Kids who go on to win such shows have another gamut of emotions to face. The momentary fame, the fortune brought in by the prize money, the media attention, adulation from adults and peer groups are all volatile situations to deal with at that young an age. To handle this, the child needs a very strong and grounded support system on which they enjoy can their glory and also fall back upon when the hype dies down. Not all can be as controlled when situations start spiralling upwards or downwards – which is the graph for any artist. Gaining too much too soon can affect an adult tremendously just as losing it all can lead to severe depression – question then is if children are capable of handling such a see saw of life situations!
On the flip side and to allow a democratic argument to the case, there is no denying that there is a pool of genuine talent amongst kids – kids who are passionate about a performance art form and who look at getting somewhere in life, relying on that inherent talent. If parents have the resources, they may be able to allow the kids that opportunity. But for parents who don’t have the contacts or the resources, such talent show platforms are probably the easiest ones available to get their child closer to that dream. It gets their children noticed at a national level and they hope that the show gives the child the leverage to last it out in the industry. Also, these shows come with a good amount of prize money for the winners – which, in case of some parents, facilitates further training of these talented kids so as to help them perfect the art. There are proven instances where children coming out of such talent shows have really achieved that dream of being a performing artist – singers Sunidhi Chauhan and Aishwarya Majumdar to name a couple.

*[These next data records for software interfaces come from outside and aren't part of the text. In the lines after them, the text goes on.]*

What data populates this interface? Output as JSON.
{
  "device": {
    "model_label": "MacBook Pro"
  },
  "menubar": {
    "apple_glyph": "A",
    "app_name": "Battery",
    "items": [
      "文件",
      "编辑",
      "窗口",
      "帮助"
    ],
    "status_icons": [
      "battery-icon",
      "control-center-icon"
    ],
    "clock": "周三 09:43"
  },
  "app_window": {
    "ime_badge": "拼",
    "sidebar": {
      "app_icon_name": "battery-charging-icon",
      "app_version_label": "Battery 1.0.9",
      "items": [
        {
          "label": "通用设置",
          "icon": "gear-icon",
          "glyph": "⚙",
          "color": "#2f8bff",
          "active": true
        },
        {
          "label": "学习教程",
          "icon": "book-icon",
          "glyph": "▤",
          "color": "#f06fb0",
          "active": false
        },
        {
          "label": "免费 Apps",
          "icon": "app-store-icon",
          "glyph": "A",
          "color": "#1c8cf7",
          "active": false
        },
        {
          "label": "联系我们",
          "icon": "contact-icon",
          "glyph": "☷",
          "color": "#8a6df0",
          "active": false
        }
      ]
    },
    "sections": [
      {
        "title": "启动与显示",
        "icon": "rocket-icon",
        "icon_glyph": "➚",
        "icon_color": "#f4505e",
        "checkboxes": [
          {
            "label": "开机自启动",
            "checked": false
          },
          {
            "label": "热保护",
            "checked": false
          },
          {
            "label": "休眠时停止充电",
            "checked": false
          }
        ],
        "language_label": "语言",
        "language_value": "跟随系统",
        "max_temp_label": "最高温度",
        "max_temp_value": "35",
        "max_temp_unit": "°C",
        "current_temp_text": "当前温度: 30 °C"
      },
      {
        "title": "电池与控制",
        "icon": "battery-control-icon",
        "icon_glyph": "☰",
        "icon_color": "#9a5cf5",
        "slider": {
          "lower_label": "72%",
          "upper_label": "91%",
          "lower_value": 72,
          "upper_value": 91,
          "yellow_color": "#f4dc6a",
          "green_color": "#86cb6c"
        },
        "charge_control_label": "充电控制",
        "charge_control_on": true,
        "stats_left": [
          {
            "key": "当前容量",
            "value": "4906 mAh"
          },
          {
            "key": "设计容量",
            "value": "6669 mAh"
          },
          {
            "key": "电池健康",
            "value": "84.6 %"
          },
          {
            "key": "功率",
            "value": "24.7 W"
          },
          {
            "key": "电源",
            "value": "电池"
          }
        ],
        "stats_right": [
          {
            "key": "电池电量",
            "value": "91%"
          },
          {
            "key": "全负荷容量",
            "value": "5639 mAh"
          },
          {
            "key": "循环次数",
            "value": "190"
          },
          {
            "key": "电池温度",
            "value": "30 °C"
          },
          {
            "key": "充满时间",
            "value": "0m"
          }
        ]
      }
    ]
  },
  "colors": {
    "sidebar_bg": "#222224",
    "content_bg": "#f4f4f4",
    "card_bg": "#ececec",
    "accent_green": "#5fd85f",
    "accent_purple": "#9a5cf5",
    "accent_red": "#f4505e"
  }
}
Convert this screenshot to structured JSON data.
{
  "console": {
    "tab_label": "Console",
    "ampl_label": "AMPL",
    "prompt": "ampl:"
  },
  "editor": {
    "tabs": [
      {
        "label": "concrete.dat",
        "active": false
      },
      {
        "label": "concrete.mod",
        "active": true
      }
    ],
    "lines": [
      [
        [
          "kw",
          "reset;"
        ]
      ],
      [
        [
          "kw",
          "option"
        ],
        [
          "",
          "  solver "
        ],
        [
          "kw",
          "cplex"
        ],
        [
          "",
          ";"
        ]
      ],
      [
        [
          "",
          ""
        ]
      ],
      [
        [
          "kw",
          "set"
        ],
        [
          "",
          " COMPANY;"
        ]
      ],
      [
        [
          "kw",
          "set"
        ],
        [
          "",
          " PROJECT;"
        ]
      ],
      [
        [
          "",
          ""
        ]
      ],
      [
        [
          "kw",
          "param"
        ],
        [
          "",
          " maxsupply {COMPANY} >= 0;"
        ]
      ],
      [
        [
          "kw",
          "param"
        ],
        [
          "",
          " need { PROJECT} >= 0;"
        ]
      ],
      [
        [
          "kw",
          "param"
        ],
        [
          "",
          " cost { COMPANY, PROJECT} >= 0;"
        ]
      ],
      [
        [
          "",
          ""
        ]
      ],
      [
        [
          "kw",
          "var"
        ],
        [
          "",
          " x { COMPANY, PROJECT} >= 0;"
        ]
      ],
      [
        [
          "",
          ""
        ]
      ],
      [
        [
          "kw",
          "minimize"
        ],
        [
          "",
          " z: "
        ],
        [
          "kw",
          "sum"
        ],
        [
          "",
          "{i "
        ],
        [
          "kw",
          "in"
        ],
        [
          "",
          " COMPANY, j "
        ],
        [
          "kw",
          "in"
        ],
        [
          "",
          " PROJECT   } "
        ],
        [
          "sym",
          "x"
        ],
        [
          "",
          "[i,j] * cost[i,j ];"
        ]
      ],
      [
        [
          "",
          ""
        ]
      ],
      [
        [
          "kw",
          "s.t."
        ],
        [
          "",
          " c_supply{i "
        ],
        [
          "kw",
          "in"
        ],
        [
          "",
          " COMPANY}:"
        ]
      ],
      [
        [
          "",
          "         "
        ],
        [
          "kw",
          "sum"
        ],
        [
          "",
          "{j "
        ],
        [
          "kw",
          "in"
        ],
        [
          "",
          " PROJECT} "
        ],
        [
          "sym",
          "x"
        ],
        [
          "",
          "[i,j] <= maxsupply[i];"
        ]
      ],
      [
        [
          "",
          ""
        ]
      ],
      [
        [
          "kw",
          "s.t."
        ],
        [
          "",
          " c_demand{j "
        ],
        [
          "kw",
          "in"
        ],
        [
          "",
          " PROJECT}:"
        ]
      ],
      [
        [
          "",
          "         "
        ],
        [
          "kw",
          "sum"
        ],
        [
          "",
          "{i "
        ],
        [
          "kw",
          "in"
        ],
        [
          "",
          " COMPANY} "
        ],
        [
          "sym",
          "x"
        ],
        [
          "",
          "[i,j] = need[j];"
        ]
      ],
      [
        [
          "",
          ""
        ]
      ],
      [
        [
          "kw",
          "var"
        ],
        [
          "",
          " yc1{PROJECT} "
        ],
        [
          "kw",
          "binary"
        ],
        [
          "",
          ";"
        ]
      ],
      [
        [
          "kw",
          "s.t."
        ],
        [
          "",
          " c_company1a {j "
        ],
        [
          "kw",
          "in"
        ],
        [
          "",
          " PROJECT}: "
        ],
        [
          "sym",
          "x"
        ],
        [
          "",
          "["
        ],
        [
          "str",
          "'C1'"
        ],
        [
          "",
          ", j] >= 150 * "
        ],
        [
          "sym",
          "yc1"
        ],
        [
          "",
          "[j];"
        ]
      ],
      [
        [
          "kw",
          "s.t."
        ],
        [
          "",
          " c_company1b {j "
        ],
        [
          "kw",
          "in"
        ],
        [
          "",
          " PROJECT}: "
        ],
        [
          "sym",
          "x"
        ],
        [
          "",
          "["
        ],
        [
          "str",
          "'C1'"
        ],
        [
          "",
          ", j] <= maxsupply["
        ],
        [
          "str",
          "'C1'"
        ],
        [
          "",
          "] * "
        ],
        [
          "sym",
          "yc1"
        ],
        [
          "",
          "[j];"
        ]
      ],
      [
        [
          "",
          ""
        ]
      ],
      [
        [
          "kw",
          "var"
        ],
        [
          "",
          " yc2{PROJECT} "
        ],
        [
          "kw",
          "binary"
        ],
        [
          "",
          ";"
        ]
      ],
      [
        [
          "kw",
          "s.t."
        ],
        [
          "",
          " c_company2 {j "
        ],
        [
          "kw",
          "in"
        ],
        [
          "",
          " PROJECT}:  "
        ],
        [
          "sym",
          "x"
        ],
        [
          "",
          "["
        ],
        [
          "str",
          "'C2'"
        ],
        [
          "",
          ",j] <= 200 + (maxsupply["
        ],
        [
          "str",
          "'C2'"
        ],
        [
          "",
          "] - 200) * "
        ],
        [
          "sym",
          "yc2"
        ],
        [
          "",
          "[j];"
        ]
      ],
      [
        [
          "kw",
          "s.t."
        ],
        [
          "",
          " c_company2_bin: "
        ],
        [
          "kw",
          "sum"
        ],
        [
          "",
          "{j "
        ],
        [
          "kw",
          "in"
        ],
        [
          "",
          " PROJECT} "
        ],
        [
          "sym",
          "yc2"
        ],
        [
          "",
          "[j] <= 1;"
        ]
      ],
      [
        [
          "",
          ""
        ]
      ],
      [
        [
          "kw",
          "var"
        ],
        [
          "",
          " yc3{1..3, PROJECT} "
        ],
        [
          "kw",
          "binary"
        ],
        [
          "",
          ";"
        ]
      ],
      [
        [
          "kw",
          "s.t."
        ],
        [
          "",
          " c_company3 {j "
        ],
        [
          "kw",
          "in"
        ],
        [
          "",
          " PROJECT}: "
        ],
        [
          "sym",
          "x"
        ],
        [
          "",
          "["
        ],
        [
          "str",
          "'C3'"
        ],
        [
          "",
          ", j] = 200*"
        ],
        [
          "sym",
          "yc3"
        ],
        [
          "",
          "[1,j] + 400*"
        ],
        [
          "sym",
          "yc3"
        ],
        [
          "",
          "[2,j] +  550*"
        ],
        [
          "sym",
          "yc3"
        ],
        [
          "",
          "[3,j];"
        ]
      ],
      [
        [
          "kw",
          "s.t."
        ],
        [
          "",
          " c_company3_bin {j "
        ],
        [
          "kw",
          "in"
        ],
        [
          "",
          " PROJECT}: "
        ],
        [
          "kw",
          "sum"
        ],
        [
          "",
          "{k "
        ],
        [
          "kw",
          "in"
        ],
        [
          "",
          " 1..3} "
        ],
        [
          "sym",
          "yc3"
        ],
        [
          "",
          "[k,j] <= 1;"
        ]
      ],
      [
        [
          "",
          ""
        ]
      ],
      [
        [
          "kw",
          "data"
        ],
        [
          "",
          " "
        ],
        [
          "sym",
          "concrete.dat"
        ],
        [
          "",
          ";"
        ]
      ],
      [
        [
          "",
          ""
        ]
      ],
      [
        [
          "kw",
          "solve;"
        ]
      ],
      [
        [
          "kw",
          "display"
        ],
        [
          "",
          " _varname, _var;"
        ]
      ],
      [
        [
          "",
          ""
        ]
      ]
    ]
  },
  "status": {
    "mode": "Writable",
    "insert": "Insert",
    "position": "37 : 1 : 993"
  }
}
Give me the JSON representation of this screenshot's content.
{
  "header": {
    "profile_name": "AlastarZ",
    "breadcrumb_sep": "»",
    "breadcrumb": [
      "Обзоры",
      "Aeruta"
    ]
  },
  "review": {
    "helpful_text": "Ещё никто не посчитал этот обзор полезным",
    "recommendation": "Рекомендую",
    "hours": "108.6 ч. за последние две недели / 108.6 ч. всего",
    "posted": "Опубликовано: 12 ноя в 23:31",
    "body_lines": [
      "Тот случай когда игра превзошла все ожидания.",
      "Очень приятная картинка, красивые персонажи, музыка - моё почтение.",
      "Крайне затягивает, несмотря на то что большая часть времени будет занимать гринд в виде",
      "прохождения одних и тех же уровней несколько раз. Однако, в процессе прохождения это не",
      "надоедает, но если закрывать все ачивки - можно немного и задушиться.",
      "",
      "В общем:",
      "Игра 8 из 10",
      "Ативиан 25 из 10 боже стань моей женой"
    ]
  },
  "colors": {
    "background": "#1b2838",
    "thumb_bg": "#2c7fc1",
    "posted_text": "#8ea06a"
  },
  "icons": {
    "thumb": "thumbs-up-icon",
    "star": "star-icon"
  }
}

So , instead of completely negating the concept, one hopes that the production houses and television channels figure out a more understanding and encouraging format – one that is child centric and allows the talent to blossom – cutting out all that is detrimental to the emotional stability of the children participants. Oft quoted is the saying “Children are like clay in a potter’s hands” – you give them turmoil and they will be in confusion, you give them encouragement and they will go on learning affirmatively. Additionally, one hopes that there are better forums where genuine talent may be spotted and encouraged without having to go through the exercise of getting trying to get into these shows – a more democratic platform where, at no or an affordable cost, talented child artists can showcase their art form to a world of casting agents, producers, talent hunters, event managers or even established artists or teachers who may want to share their knowledge with promising talent. This could be an option like the ‘matchmytalent’ portal which is looking at showcasing talent online. This opens out the world to the talent, using the world wide web as a tool – all this while sitting in the comfort of one’s home.
Genuine talent, especially in children, needs careful nurturing and a direction in which it can be rightly steered. If the dynamics are figured out, there is no stopping a talented artist – society is forever hungry for new entertainers. The onus lies on us adults, as conscientious parents to these children, as to how we wish to expose our children to this industry – what path we choose to assist them to excel as artists and as people.